→ TASK PROMPT: Gather every line from the entries below that includes "Search".

..........

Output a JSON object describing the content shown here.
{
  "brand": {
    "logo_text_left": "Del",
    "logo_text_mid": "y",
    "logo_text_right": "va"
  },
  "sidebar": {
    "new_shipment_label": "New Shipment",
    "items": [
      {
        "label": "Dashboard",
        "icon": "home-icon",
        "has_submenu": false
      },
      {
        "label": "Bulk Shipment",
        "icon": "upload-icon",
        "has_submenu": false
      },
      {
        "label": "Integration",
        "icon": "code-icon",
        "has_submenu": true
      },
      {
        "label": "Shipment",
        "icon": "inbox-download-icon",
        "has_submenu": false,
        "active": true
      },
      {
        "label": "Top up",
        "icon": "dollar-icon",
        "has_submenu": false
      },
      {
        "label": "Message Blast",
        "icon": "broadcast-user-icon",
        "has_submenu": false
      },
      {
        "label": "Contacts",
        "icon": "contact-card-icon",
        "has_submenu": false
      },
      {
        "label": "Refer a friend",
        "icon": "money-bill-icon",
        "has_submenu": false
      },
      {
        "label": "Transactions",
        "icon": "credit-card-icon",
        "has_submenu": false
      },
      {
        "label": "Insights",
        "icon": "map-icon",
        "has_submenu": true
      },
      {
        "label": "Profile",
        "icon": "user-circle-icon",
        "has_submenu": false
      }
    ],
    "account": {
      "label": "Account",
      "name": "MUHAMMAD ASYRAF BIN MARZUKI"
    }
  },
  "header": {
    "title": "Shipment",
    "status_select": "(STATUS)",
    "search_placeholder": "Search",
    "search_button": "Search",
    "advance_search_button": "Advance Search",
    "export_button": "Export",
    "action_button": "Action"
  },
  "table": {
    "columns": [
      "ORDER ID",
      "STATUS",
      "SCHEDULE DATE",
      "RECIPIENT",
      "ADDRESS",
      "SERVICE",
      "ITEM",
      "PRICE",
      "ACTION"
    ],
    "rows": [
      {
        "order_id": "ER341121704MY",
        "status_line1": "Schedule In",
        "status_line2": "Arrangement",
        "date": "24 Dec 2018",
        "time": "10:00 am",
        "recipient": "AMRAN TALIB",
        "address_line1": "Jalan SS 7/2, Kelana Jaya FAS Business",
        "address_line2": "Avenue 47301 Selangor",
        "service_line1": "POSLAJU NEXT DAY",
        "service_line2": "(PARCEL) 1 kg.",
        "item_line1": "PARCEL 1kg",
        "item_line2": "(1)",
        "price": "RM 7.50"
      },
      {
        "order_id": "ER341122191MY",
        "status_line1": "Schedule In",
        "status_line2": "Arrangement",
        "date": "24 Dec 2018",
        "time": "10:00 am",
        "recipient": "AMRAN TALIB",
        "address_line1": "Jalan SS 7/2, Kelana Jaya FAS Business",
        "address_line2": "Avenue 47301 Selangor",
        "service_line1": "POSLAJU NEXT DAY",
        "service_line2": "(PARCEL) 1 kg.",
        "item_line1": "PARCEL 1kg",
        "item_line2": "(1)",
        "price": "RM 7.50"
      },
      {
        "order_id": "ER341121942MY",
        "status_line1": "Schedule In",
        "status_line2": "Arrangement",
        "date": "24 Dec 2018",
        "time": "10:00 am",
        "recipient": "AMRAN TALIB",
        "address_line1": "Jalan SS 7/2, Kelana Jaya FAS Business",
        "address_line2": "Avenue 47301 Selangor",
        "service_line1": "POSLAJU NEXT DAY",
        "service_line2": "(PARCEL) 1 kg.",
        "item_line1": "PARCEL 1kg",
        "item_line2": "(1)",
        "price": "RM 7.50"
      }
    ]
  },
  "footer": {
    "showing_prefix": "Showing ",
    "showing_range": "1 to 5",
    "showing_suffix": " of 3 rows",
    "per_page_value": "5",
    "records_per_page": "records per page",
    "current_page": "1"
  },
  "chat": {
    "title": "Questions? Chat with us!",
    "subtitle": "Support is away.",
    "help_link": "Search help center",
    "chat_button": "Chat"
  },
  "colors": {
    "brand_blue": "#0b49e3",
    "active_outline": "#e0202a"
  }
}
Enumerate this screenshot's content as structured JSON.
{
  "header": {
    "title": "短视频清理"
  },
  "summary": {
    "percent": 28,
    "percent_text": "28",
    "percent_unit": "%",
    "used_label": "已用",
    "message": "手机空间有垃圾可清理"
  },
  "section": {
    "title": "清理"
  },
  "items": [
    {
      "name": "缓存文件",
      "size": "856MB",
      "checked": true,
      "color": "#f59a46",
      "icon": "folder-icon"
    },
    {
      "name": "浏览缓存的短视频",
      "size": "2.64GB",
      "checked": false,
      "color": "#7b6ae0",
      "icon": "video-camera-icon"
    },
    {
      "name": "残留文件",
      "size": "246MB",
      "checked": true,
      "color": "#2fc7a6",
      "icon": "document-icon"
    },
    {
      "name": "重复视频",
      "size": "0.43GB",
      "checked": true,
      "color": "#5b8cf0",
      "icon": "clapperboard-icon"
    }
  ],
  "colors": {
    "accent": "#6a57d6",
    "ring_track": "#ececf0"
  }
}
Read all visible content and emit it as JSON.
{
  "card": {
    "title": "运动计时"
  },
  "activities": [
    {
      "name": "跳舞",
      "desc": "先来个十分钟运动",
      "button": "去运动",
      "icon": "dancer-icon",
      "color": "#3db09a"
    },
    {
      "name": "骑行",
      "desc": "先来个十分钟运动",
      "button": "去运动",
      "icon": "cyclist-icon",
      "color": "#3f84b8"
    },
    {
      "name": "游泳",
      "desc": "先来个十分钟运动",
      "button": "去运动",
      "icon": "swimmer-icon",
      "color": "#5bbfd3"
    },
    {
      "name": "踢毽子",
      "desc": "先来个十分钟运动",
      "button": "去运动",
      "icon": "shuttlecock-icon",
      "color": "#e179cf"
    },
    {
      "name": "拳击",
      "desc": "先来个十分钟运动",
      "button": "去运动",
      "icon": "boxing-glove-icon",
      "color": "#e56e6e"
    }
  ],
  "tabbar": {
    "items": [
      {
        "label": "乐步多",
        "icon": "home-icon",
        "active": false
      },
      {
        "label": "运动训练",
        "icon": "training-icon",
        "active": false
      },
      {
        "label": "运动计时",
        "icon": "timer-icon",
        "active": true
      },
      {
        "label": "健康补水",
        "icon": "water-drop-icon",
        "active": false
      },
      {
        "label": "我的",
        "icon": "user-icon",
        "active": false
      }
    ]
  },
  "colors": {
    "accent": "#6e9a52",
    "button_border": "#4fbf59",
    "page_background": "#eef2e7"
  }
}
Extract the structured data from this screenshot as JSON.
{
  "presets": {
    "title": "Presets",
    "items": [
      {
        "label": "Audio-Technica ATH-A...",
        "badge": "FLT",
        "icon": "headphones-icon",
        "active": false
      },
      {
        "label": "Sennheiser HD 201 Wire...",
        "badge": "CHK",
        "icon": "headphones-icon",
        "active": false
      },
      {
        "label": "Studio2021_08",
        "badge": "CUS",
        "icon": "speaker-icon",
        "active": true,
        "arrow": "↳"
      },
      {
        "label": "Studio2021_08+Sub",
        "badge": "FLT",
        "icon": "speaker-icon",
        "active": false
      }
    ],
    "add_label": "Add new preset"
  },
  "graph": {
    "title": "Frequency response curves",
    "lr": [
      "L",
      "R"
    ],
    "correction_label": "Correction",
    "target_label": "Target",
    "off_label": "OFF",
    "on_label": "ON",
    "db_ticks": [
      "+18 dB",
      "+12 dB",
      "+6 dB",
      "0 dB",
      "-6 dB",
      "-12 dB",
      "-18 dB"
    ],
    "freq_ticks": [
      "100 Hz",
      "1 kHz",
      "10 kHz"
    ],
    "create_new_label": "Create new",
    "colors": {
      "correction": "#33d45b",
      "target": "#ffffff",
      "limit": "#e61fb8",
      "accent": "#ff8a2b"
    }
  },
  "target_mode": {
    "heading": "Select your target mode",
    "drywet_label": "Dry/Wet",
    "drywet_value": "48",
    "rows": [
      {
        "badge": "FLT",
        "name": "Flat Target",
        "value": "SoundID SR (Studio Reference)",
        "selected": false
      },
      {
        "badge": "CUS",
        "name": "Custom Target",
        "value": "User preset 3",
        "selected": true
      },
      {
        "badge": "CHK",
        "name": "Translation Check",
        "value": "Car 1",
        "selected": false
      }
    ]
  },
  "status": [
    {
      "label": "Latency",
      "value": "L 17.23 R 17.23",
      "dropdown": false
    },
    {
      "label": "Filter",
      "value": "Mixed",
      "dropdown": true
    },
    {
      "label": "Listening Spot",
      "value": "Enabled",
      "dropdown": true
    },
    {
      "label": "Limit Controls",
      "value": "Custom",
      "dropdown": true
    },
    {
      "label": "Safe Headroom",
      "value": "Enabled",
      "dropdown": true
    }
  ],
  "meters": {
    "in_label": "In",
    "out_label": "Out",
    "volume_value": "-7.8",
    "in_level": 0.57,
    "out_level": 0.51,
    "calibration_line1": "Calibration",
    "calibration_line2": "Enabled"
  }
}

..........

→ SOLUTION TO THIS TASK:
    "search_placeholder": "Search",
    "search_button": "Search",
    "advance_search_button": "Advance Search",
    "help_link": "Search help center",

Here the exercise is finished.